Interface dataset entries

== Segment start ==

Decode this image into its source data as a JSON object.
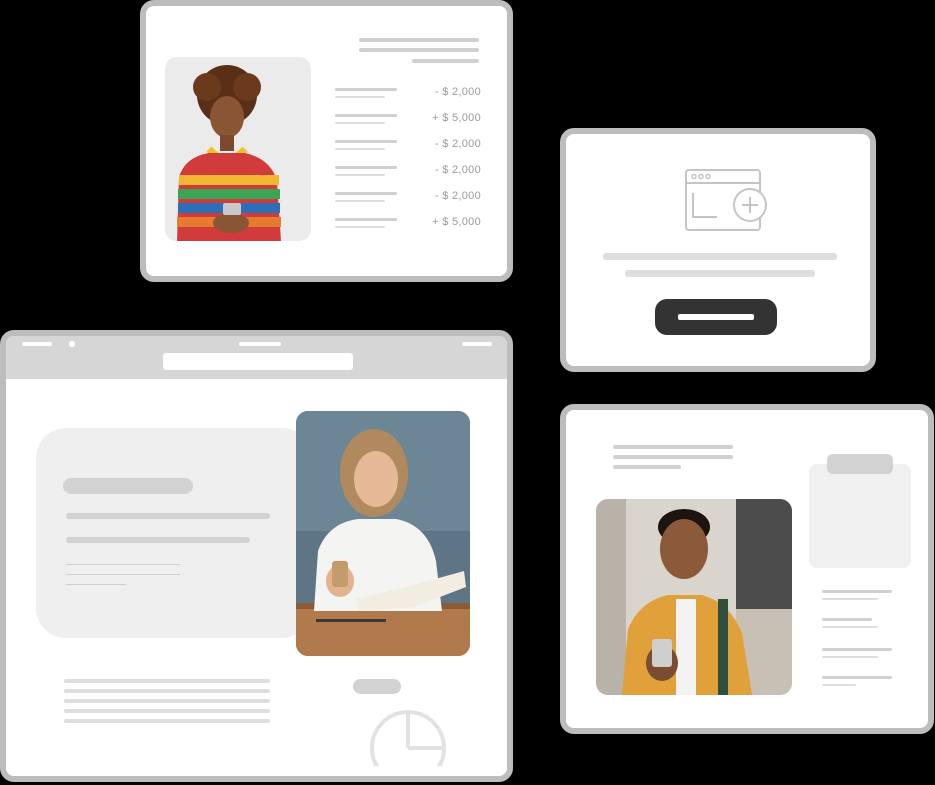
{
  "transactions": [
    {
      "amount": "- $ 2,000"
    },
    {
      "amount": "+ $ 5,000"
    },
    {
      "amount": "- $ 2,000"
    },
    {
      "amount": "- $ 2,000"
    },
    {
      "amount": "- $ 2,000"
    },
    {
      "amount": "+ $ 5,000"
    }
  ],
  "colors": {
    "background": "#000000",
    "card": "#ffffff",
    "card_border": "#bdbdbd",
    "placeholder": "#d0d0d0",
    "button": "#333333"
  },
  "icons": {
    "new_window": "browser-window-plus-icon",
    "pie": "pie-chart-icon"
  }
}
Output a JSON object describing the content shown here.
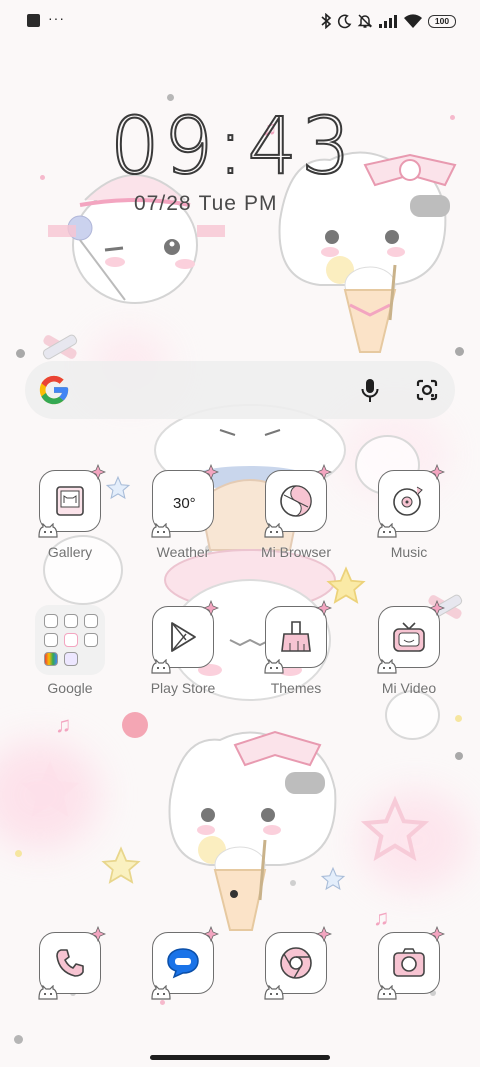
{
  "status_bar": {
    "battery": "100",
    "left_icons": [
      "app-notification-icon",
      "more-dots-icon"
    ],
    "right_icons": [
      "bluetooth-icon",
      "moon-icon",
      "bell-off-icon",
      "signal-icon",
      "wifi-icon",
      "battery-icon"
    ]
  },
  "clock": {
    "time_h": "09",
    "time_sep": ":",
    "time_m": "43",
    "date": "07/28",
    "weekday": "Tue",
    "period": "PM"
  },
  "search": {
    "placeholder": "",
    "icons": [
      "google-icon",
      "mic-icon",
      "lens-icon"
    ]
  },
  "apps": {
    "gallery": "Gallery",
    "weather": "Weather",
    "weather_temp": "30°",
    "browser": "Mi Browser",
    "music": "Music",
    "google": "Google",
    "play_store": "Play Store",
    "themes": "Themes",
    "video": "Mi Video"
  },
  "dock": [
    "phone-icon",
    "messages-icon",
    "chrome-icon",
    "camera-icon"
  ],
  "colors": {
    "accent_pink": "#f3a5c0",
    "icon_border": "#6f6f6f",
    "google_blue": "#4285F4",
    "google_red": "#EA4335",
    "google_yellow": "#FBBC05",
    "google_green": "#34A853"
  }
}
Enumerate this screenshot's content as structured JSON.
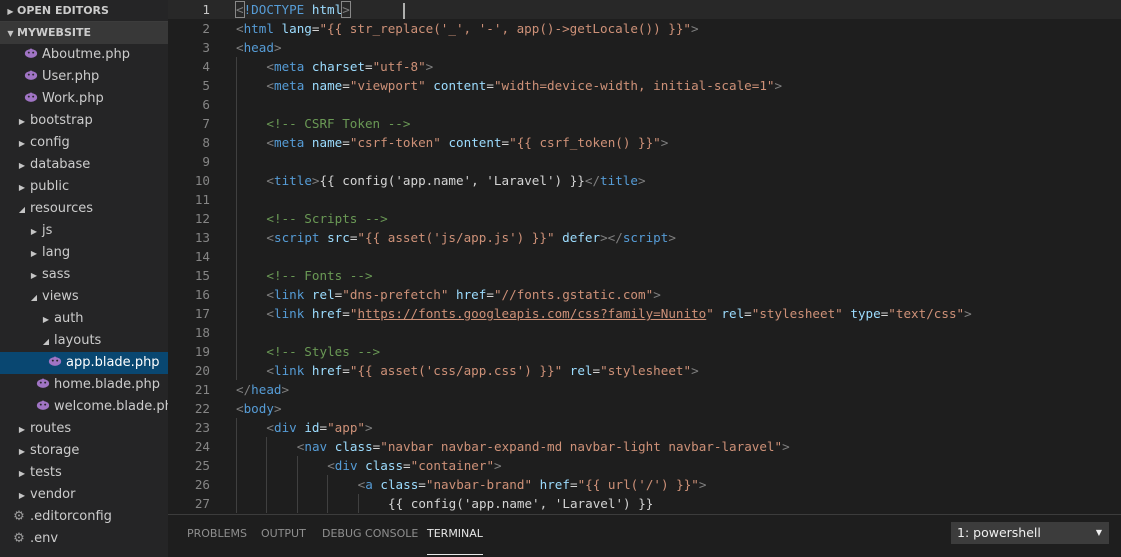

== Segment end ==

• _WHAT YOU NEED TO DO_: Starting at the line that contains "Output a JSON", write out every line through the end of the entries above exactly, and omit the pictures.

• _PROBLEM SOLUTION_:
Output a JSON object describing the content shown here.
{
  "status_bar": {
    "battery": "100",
    "left_icons": [
      "app-notification-icon",
      "more-dots-icon"
    ],
    "right_icons": [
      "bluetooth-icon",
      "moon-icon",
      "bell-off-icon",
      "signal-icon",
      "wifi-icon",
      "battery-icon"
    ]
  },
  "clock": {
    "time_h": "09",
    "time_sep": ":",
    "time_m": "43",
    "date": "07/28",
    "weekday": "Tue",
    "period": "PM"
  },
  "search": {
    "placeholder": "",
    "icons": [
      "google-icon",
      "mic-icon",
      "lens-icon"
    ]
  },
  "apps": {
    "gallery": "Gallery",
    "weather": "Weather",
    "weather_temp": "30°",
    "browser": "Mi Browser",
    "music": "Music",
    "google": "Google",
    "play_store": "Play Store",
    "themes": "Themes",
    "video": "Mi Video"
  },
  "dock": [
    "phone-icon",
    "messages-icon",
    "chrome-icon",
    "camera-icon"
  ],
  "colors": {
    "accent_pink": "#f3a5c0",
    "icon_border": "#6f6f6f",
    "google_blue": "#4285F4",
    "google_red": "#EA4335",
    "google_yellow": "#FBBC05",
    "google_green": "#34A853"
  }
}
Enumerate this screenshot's content as structured JSON.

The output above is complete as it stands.